As obvious a revelation as that might sound to anybody reading this, or anybody who knows me and how unstable my life has been for as long as I've been an adult and had to make my own decisions (this was another issue identified by my therapist,) it just hadn't been obvious to me up until that point. Even though mental health problems have affected other members of my family for years, even before I was born, I just never made the connection that maybe I wasn't just lazy, or incompetent, or weak, or pathetic - maybe I actually suffered from a real illness too, that I needed to address like any other so that I could start to feel better. Maybe I could monitor this, and I could live with it. Not only survive, exist and just keep keeping on, but actually LIVE. And I cannot stress to you what an important revelation that was. 

Now, it's the beginning of 2018 and I'm happy (yes, actually happy!) to report that I'm doing better than I have done for a very long time. I'm lucky enough to be able to work part time at a local tuition centre, and who would have thought it, I'm actually not too bad with kids! The feeling that I get when they've finally mastered the times table that I've been helping them with, or the verb form, or when they pass me a note saying I'm their "BFF" is seriously like a shot of liquid gold to me. I've also been able to continue with my English Literature degree which I started with the Open University four years ago, as I've got more time on my hands. More time means more time to relax too, and I try to make sure that I go for a walk every day - to me, exercise is also a important part of keeping my mind healthy. Not that there aren't some weeks when all the exercise I get is pressing the button to let Netflix know that yes, I do still want to carry on watching Ru Paul's Drag Race actually - but I TRY, and I think that's the most important thing now. Ive started to write poetry - what a cliche! But I'm so glad to have discovered my love for writing again, when this time last year the thought of picking up a pen was akin to the running the marathon with my feet encased in concrete blocks. My relationships with my boyfriend, friends and family are better than they have been for years - and I know how lucky I am to have them, and how so many people have to endure their struggles alone, which I can't even imagine. Sure, I'm pretty much broke all the time and I still have bad days, sometimes bad weeks, but not whole months anymore - and I'm so grateful for that. 

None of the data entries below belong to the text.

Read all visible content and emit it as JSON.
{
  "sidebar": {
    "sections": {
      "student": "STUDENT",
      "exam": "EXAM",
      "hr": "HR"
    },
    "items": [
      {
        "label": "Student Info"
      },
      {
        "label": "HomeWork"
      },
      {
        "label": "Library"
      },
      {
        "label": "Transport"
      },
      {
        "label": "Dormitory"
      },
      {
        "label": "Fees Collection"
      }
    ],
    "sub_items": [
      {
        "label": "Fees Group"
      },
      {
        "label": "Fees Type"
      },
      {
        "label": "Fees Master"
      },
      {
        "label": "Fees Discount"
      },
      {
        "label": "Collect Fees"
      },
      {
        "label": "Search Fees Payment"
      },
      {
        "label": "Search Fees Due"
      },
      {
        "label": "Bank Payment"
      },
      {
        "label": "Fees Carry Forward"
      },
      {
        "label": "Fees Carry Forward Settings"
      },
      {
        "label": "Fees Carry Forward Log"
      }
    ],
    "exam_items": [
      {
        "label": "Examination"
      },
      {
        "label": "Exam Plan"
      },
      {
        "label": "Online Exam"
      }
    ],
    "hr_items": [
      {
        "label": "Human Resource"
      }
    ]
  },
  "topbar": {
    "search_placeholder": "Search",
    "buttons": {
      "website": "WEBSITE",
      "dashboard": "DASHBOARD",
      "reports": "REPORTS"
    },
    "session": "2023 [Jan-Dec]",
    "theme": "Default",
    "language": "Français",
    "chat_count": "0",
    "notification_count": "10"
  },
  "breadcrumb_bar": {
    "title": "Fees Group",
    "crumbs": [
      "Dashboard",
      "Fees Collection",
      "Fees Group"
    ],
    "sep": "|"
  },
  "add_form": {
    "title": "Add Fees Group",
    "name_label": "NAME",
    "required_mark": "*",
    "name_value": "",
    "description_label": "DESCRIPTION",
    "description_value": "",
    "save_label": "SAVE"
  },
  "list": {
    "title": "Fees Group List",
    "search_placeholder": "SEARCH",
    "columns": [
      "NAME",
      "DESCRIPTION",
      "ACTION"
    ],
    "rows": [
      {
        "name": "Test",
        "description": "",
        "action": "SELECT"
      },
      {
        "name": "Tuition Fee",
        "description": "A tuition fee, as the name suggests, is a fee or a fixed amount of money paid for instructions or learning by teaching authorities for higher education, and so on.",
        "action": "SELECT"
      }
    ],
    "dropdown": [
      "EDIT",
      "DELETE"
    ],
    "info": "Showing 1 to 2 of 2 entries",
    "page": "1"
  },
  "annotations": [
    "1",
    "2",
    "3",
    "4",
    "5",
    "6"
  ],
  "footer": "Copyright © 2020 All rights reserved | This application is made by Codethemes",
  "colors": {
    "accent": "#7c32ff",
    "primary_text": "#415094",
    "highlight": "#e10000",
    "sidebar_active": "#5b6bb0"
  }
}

So, if you've read this far, thank you, and if you have recognised yourself in any thing I've said, or in any one else's story, because there are many - I urge you to please reach out and ask for help. Try to accept that this isn't your fault, that your feelings and worries are valid, but that your illness is just that - an illness which you CAN treat. Trust me, if the neurotic kid who was obsessed with how much of their mum's potato salad had been eaten can get through this then mate, believe me, you can too. 

Written by Mia
@mialovescurry

Whould you like to comment?

  1. That's beautiful Mia, you have a real talent for writing. For me aspirations fuck us up, it's instilled in us to get a job that defines us as a success. If we don't we a failure if we do we not happy anyway. We gotta try and enjoy life and be nice to people xx

    ReplyDelete
    Replies
    1. Could not agree more! When Mia sent this over I was blown away by how much I could relate. Such a great piece. x

      Delete
  2. Lovely, your writing style makes reading so easy. Thank you for your post. I wish you the best in your journey.

    ReplyDelete
  3. New Linens: Pretty coordinating cloths, a warm cover, and a few cushioned pads will demonstrate your guests that you think about their solace. On the off chance that your guest bed has a comfortable down sofa-bed, you get additional focuses!clinton mo hotels

    ReplyDelete
  4. In the event that you make it excessively nation, a portion of your guests may secretly think that its hokey. Since tastes vary among individuals, a guest room ought to be useful and preservationist in style while including a couple of contemporary bits of work of art or furniture for intrigue.motels in hays ks

    ReplyDelete

Get more nice stuff in your inbox!

@JYDMRA